→ **What to work on**: Print each entry word for word without images.

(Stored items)
··········
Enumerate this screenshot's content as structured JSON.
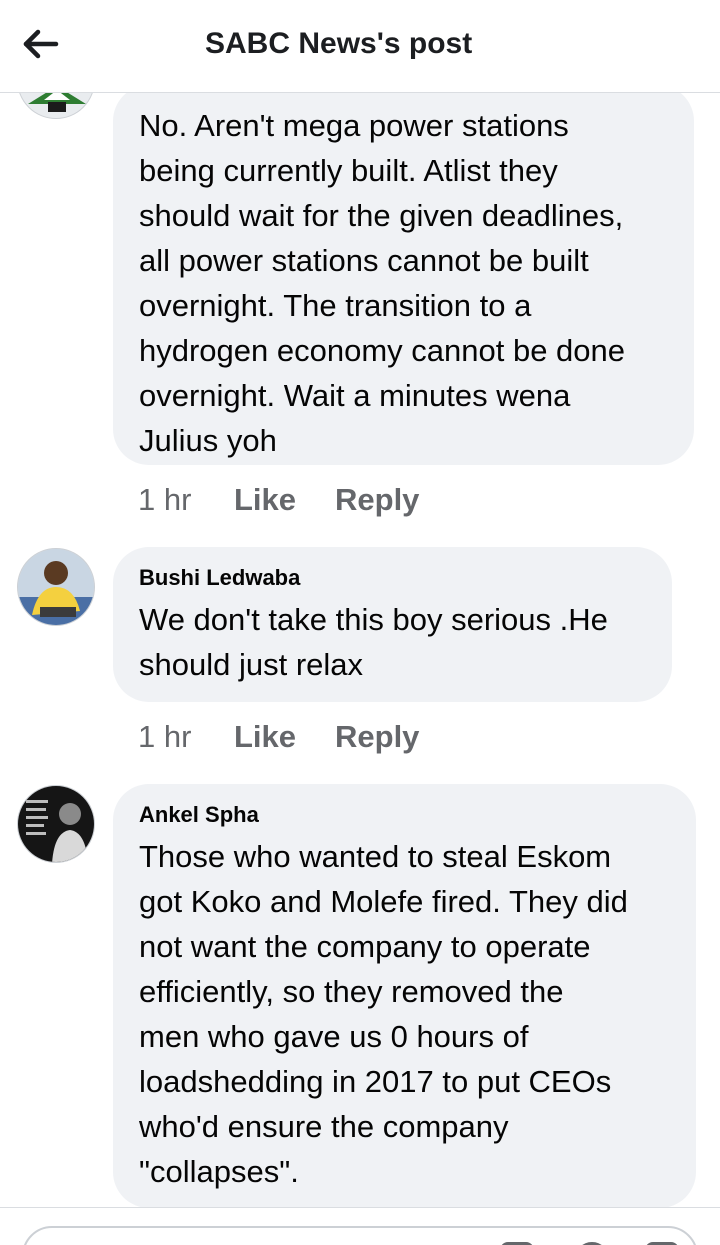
{
  "header": {
    "title": "SABC News's post",
    "back_icon": "arrow-left-icon"
  },
  "comments": [
    {
      "author": "",
      "text": "No. Aren't mega power stations\nbeing currently built. Atlist they\nshould wait for the given deadlines,\nall power stations cannot be built\novernight. The transition to a\nhydrogen economy cannot be done\novernight. Wait a minutes wena\nJulius yoh",
      "time": "1 hr",
      "like_label": "Like",
      "reply_label": "Reply"
    },
    {
      "author": "Bushi Ledwaba",
      "text": "We don't take this boy serious .He\nshould just relax",
      "time": "1 hr",
      "like_label": "Like",
      "reply_label": "Reply"
    },
    {
      "author": "Ankel Spha",
      "text": "Those who wanted to steal Eskom\ngot Koko and Molefe fired. They did\nnot want the company to operate\nefficiently, so they removed the\nmen who gave us 0 hours of\nloadshedding in 2017 to put CEOs\nwho'd ensure the company\n\"collapses\".",
      "time": "",
      "like_label": "",
      "reply_label": ""
    }
  ],
  "composer": {
    "placeholder": ""
  },
  "colors": {
    "bubble_bg": "#f0f2f5",
    "meta_text": "#65676b",
    "primary_text": "#050505",
    "divider": "#dadde1"
  }
}
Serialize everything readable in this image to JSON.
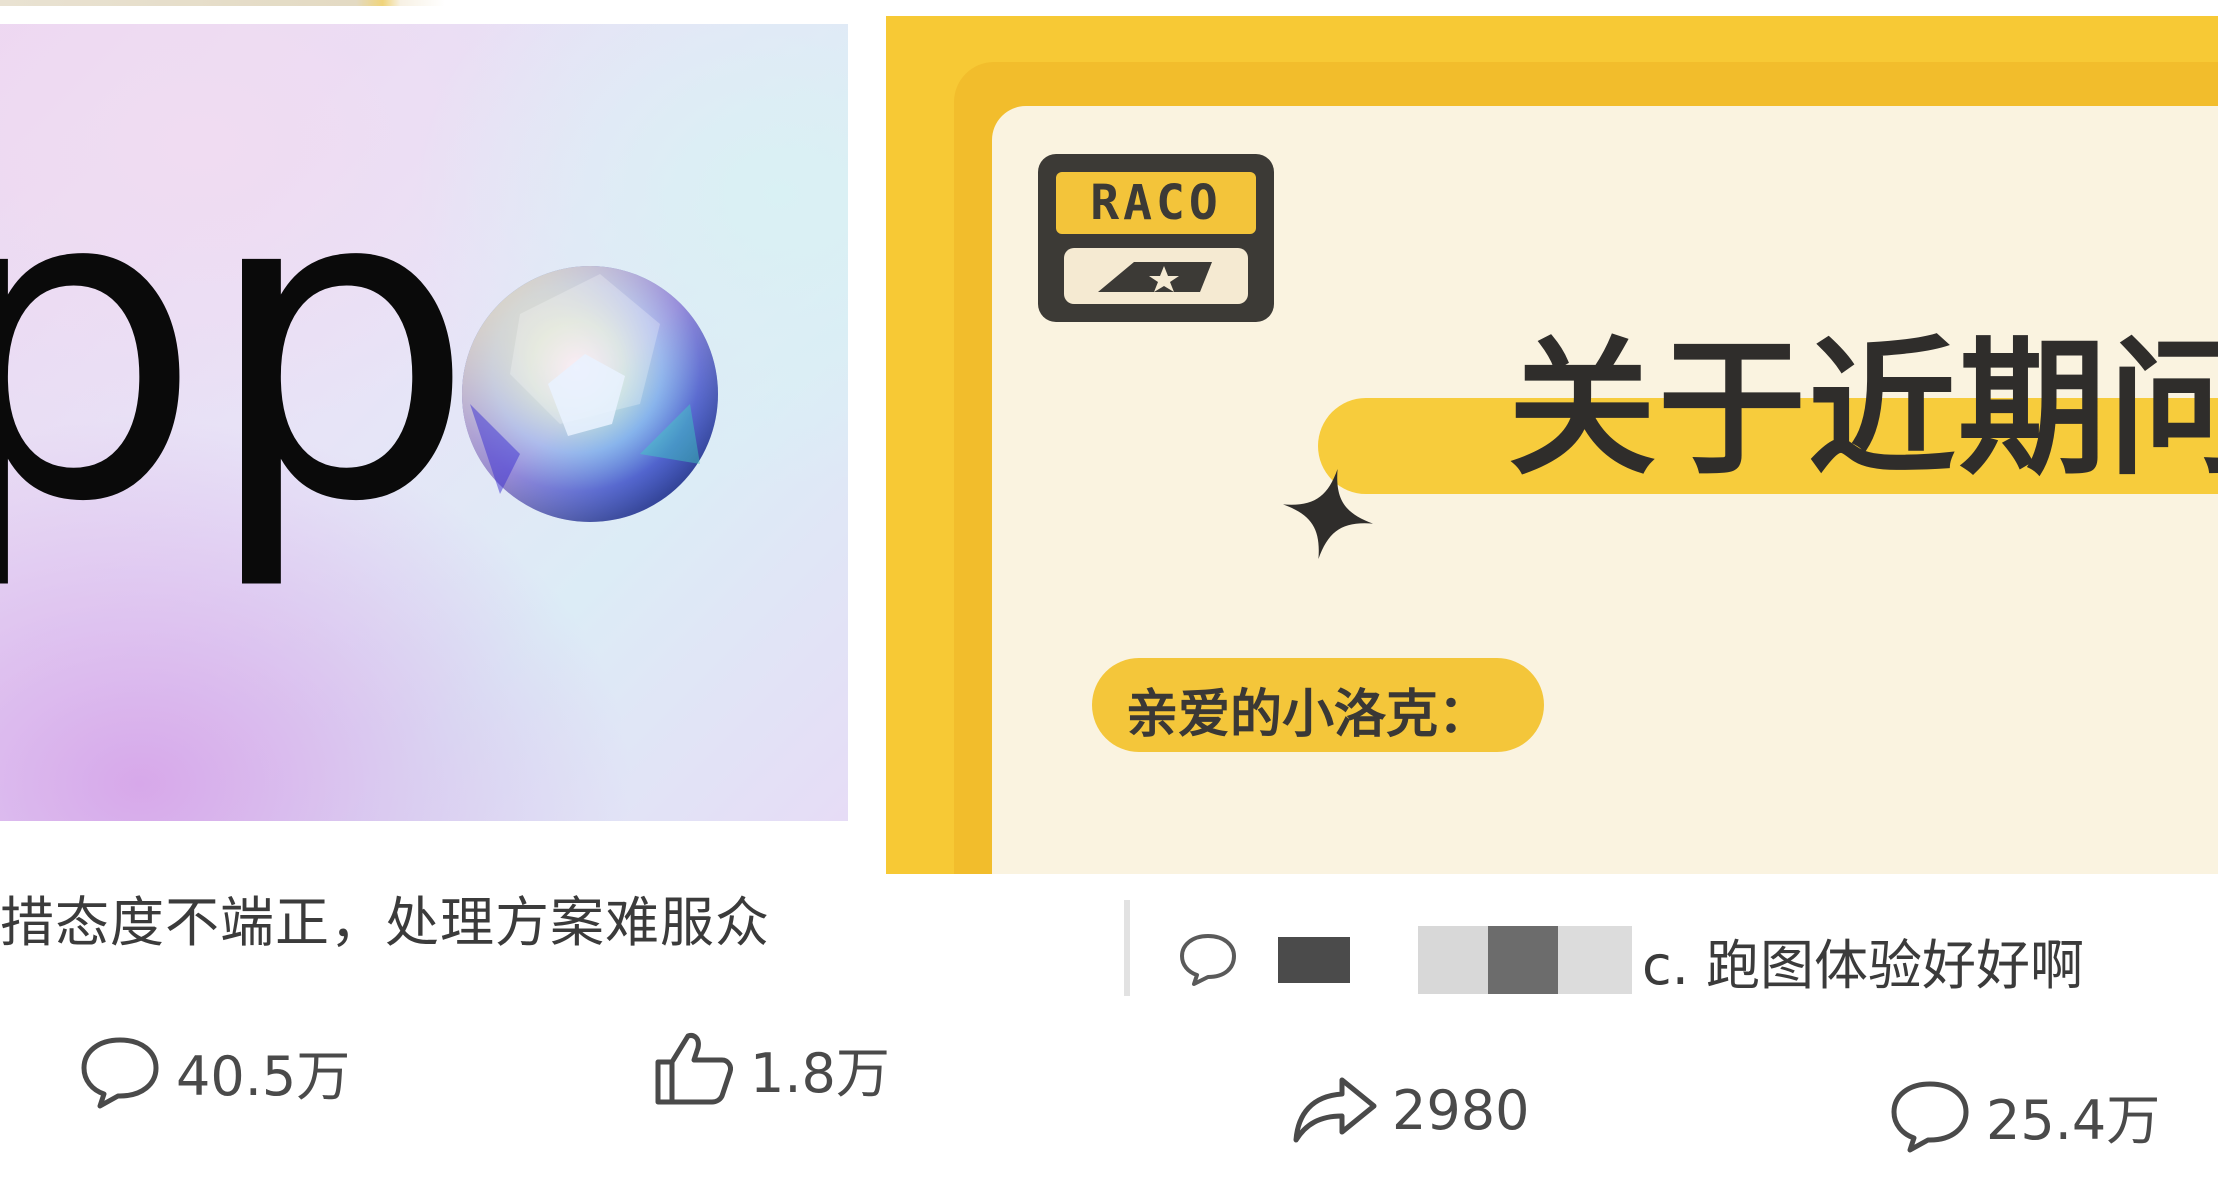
{
  "left_card": {
    "title_snippet": "措态度不端正，处理方案难服众",
    "cover_text": "pp",
    "comments_count": "40.5万",
    "likes_count": "1.8万"
  },
  "right_card": {
    "logo_text": "RACO",
    "headline": "关于近期问题",
    "greeting": "亲爱的小洛克：",
    "comment_preview": "c. 跑图体验好好啊",
    "shares_count": "2980",
    "comments_count": "25.4万"
  },
  "colors": {
    "brand_yellow": "#f7c935",
    "paper": "#faf3e0",
    "text_dark": "#3b3b3b",
    "icon_gray": "#4a4a4a"
  },
  "icons": [
    "comment-icon",
    "thumbs-up-icon",
    "share-icon",
    "sparkle-star-icon",
    "crystal-ball-icon"
  ]
}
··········
→ **Result**:
Enumerate this screenshot's content as structured JSON.
{
  "header": {
    "title": "SABC News's post",
    "back_icon": "arrow-left-icon"
  },
  "comments": [
    {
      "author": "",
      "text": "No. Aren't mega power stations\nbeing currently built. Atlist they\nshould wait for the given deadlines,\nall power stations cannot be built\novernight. The transition to a\nhydrogen economy cannot be done\novernight. Wait a minutes wena\nJulius yoh",
      "time": "1 hr",
      "like_label": "Like",
      "reply_label": "Reply"
    },
    {
      "author": "Bushi Ledwaba",
      "text": "We don't take this boy serious .He\nshould just relax",
      "time": "1 hr",
      "like_label": "Like",
      "reply_label": "Reply"
    },
    {
      "author": "Ankel Spha",
      "text": "Those who wanted to steal Eskom\ngot Koko and Molefe fired. They did\nnot want the company to operate\nefficiently, so they removed the\nmen who gave us 0 hours of\nloadshedding in 2017 to put CEOs\nwho'd ensure the company\n\"collapses\".",
      "time": "",
      "like_label": "",
      "reply_label": ""
    }
  ],
  "composer": {
    "placeholder": ""
  },
  "colors": {
    "bubble_bg": "#f0f2f5",
    "meta_text": "#65676b",
    "primary_text": "#050505",
    "divider": "#dadde1"
  }
}
Serialize everything readable in this image to JSON.
{
  "left_card": {
    "title_snippet": "措态度不端正，处理方案难服众",
    "cover_text": "pp",
    "comments_count": "40.5万",
    "likes_count": "1.8万"
  },
  "right_card": {
    "logo_text": "RACO",
    "headline": "关于近期问题",
    "greeting": "亲爱的小洛克：",
    "comment_preview": "c. 跑图体验好好啊",
    "shares_count": "2980",
    "comments_count": "25.4万"
  },
  "colors": {
    "brand_yellow": "#f7c935",
    "paper": "#faf3e0",
    "text_dark": "#3b3b3b",
    "icon_gray": "#4a4a4a"
  },
  "icons": [
    "comment-icon",
    "thumbs-up-icon",
    "share-icon",
    "sparkle-star-icon",
    "crystal-ball-icon"
  ]
}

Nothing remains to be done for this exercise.